Using the data that follows, state the number of lines holding the word "JSON", and give no other output.

Web page and app entries
════════

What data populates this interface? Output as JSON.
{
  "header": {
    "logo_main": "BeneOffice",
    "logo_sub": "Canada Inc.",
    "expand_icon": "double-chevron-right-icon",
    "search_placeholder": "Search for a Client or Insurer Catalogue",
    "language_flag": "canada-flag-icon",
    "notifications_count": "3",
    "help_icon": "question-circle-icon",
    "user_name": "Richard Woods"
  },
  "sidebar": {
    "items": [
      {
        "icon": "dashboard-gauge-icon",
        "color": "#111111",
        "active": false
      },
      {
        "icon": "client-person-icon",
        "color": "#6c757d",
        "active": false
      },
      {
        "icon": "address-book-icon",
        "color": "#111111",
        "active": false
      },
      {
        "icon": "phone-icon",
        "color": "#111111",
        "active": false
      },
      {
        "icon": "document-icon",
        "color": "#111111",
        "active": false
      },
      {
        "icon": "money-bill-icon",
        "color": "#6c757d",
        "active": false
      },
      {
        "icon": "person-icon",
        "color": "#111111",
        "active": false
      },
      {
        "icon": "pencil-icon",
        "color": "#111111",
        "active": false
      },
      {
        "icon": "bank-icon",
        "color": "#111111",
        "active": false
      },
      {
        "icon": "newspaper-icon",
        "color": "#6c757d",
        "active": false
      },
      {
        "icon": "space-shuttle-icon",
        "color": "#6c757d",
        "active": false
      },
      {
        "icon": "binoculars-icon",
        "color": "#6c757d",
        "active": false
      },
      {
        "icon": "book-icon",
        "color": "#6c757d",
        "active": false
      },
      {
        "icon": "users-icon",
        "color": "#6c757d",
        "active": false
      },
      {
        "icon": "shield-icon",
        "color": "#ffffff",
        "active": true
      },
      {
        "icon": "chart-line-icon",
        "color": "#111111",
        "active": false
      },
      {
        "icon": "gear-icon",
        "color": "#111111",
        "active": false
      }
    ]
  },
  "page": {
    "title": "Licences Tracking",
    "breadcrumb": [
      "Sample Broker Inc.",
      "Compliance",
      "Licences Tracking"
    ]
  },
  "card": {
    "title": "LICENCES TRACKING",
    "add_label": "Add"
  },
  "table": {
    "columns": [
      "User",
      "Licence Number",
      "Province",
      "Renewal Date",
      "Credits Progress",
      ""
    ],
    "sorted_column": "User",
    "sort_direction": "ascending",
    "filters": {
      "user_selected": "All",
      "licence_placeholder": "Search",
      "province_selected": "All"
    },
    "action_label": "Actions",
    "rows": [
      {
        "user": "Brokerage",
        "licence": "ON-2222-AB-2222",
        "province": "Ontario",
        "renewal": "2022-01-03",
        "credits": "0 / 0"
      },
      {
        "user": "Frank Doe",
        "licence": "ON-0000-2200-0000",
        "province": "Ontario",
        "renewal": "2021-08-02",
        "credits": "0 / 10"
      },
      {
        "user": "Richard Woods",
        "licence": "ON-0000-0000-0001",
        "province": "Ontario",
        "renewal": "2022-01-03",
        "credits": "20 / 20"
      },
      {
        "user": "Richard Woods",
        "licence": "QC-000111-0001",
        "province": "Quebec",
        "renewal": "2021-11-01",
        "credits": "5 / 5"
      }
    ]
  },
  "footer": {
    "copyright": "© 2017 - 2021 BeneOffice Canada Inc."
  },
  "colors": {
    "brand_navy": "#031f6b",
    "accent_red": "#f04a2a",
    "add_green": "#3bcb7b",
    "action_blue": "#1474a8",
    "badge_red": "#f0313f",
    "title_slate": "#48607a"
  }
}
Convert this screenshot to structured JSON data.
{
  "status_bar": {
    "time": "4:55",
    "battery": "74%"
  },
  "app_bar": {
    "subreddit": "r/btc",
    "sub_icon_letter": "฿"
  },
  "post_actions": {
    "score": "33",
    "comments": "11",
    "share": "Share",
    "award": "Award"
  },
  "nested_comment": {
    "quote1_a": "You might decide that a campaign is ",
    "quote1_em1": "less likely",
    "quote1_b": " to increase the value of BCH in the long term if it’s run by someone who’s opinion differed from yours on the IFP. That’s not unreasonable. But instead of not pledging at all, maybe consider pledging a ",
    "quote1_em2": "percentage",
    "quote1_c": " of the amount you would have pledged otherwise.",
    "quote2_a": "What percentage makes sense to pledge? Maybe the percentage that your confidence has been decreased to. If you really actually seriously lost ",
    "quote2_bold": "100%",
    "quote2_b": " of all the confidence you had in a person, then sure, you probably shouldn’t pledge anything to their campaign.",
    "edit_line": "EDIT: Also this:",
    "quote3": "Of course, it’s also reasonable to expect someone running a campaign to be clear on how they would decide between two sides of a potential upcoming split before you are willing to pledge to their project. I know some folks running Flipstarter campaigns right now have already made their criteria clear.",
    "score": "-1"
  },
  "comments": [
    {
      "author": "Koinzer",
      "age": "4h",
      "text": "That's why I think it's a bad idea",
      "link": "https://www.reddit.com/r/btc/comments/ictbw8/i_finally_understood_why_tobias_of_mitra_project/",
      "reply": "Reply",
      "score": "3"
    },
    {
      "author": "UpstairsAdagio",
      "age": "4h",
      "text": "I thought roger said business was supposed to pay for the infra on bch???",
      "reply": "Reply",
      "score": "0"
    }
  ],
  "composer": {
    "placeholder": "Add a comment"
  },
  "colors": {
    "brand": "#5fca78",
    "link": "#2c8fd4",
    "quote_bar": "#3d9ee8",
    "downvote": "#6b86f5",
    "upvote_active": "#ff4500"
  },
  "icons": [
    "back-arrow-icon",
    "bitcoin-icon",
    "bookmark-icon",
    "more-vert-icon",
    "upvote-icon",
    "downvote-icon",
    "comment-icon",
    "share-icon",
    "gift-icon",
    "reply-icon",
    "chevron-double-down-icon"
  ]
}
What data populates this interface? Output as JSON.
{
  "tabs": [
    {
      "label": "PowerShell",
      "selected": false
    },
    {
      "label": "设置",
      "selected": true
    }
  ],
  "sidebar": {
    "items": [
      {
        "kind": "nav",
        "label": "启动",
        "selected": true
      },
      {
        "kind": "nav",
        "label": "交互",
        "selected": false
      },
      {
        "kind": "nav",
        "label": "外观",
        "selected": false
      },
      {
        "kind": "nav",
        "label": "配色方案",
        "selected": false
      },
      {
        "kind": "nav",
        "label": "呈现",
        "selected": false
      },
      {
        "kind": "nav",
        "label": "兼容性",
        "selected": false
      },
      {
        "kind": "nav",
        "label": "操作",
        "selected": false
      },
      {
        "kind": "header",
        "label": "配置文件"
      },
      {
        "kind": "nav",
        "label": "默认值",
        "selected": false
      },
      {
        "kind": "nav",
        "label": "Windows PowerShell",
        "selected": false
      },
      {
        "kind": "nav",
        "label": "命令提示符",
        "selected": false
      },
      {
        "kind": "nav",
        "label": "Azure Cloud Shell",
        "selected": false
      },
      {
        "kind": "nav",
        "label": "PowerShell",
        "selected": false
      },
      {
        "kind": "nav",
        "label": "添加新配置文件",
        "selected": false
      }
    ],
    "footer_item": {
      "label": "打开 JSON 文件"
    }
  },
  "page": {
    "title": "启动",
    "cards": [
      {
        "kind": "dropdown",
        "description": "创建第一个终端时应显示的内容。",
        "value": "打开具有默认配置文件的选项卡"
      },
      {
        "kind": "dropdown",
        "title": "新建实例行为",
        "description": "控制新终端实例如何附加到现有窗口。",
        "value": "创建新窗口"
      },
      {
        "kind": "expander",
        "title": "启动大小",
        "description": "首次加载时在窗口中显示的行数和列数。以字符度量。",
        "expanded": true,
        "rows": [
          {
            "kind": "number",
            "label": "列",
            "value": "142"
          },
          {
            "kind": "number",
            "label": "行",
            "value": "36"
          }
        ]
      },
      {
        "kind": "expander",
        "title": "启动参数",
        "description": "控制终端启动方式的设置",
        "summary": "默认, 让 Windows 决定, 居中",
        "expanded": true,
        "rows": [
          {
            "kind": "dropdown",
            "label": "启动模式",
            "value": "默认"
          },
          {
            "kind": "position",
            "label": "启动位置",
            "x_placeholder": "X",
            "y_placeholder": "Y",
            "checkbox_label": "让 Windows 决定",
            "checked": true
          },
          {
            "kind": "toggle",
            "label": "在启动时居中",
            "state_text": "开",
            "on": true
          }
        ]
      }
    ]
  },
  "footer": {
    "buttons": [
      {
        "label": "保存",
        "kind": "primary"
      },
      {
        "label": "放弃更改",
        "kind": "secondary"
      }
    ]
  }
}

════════

◆ **SOLUTION TO THIS TASK**:
4